[Element data from apps and pages]
--- START ---
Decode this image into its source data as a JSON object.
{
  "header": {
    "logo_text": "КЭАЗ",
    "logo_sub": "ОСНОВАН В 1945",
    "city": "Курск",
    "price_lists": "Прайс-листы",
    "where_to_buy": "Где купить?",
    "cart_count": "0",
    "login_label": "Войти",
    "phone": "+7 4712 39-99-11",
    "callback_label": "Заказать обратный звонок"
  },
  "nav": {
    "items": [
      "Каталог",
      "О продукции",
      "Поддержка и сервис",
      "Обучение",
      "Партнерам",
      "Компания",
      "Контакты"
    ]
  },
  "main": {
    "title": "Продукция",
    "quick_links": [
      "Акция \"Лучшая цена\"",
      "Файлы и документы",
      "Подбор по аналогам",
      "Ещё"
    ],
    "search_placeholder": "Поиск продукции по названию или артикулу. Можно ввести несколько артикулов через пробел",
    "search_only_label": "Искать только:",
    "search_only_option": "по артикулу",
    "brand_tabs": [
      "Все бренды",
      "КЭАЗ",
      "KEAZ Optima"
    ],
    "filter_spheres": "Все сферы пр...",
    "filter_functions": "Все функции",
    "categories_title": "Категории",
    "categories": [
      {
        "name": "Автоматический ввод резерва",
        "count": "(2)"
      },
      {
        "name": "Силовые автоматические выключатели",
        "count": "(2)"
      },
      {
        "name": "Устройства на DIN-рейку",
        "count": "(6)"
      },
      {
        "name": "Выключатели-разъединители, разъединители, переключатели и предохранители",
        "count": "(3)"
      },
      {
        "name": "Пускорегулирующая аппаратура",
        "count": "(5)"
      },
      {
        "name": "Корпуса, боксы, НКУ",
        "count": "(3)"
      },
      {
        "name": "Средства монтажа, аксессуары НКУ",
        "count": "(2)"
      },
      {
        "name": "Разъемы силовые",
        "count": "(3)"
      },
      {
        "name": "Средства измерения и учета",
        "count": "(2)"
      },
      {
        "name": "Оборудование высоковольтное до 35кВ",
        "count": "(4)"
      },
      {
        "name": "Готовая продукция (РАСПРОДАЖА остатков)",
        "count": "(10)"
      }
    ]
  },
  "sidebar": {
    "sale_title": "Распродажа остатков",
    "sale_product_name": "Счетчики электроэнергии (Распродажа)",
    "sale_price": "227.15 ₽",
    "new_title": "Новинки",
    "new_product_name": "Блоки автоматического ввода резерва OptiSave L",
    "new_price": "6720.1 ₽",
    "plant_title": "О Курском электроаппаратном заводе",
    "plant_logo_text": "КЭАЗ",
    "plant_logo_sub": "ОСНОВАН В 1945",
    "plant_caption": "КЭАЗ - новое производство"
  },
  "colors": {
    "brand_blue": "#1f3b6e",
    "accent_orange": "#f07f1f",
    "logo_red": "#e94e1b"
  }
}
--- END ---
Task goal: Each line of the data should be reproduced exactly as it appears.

Output for this exercise:
Decode this image into its source data as a JSON object.
{
  "header": {
    "logo_text": "КЭАЗ",
    "logo_sub": "ОСНОВАН В 1945",
    "city": "Курск",
    "price_lists": "Прайс-листы",
    "where_to_buy": "Где купить?",
    "cart_count": "0",
    "login_label": "Войти",
    "phone": "+7 4712 39-99-11",
    "callback_label": "Заказать обратный звонок"
  },
  "nav": {
    "items": [
      "Каталог",
      "О продукции",
      "Поддержка и сервис",
      "Обучение",
      "Партнерам",
      "Компания",
      "Контакты"
    ]
  },
  "main": {
    "title": "Продукция",
    "quick_links": [
      "Акция \"Лучшая цена\"",
      "Файлы и документы",
      "Подбор по аналогам",
      "Ещё"
    ],
    "search_placeholder": "Поиск продукции по названию или артикулу. Можно ввести несколько артикулов через пробел",
    "search_only_label": "Искать только:",
    "search_only_option": "по артикулу",
    "brand_tabs": [
      "Все бренды",
      "КЭАЗ",
      "KEAZ Optima"
    ],
    "filter_spheres": "Все сферы пр...",
    "filter_functions": "Все функции",
    "categories_title": "Категории",
    "categories": [
      {
        "name": "Автоматический ввод резерва",
        "count": "(2)"
      },
      {
        "name": "Силовые автоматические выключатели",
        "count": "(2)"
      },
      {
        "name": "Устройства на DIN-рейку",
        "count": "(6)"
      },
      {
        "name": "Выключатели-разъединители, разъединители, переключатели и предохранители",
        "count": "(3)"
      },
      {
        "name": "Пускорегулирующая аппаратура",
        "count": "(5)"
      },
      {
        "name": "Корпуса, боксы, НКУ",
        "count": "(3)"
      },
      {
        "name": "Средства монтажа, аксессуары НКУ",
        "count": "(2)"
      },
      {
        "name": "Разъемы силовые",
        "count": "(3)"
      },
      {
        "name": "Средства измерения и учета",
        "count": "(2)"
      },
      {
        "name": "Оборудование высоковольтное до 35кВ",
        "count": "(4)"
      },
      {
        "name": "Готовая продукция (РАСПРОДАЖА остатков)",
        "count": "(10)"
      }
    ]
  },
  "sidebar": {
    "sale_title": "Распродажа остатков",
    "sale_product_name": "Счетчики электроэнергии (Распродажа)",
    "sale_price": "227.15 ₽",
    "new_title": "Новинки",
    "new_product_name": "Блоки автоматического ввода резерва OptiSave L",
    "new_price": "6720.1 ₽",
    "plant_title": "О Курском электроаппаратном заводе",
    "plant_logo_text": "КЭАЗ",
    "plant_logo_sub": "ОСНОВАН В 1945",
    "plant_caption": "КЭАЗ - новое производство"
  },
  "colors": {
    "brand_blue": "#1f3b6e",
    "accent_orange": "#f07f1f",
    "logo_red": "#e94e1b"
  }
}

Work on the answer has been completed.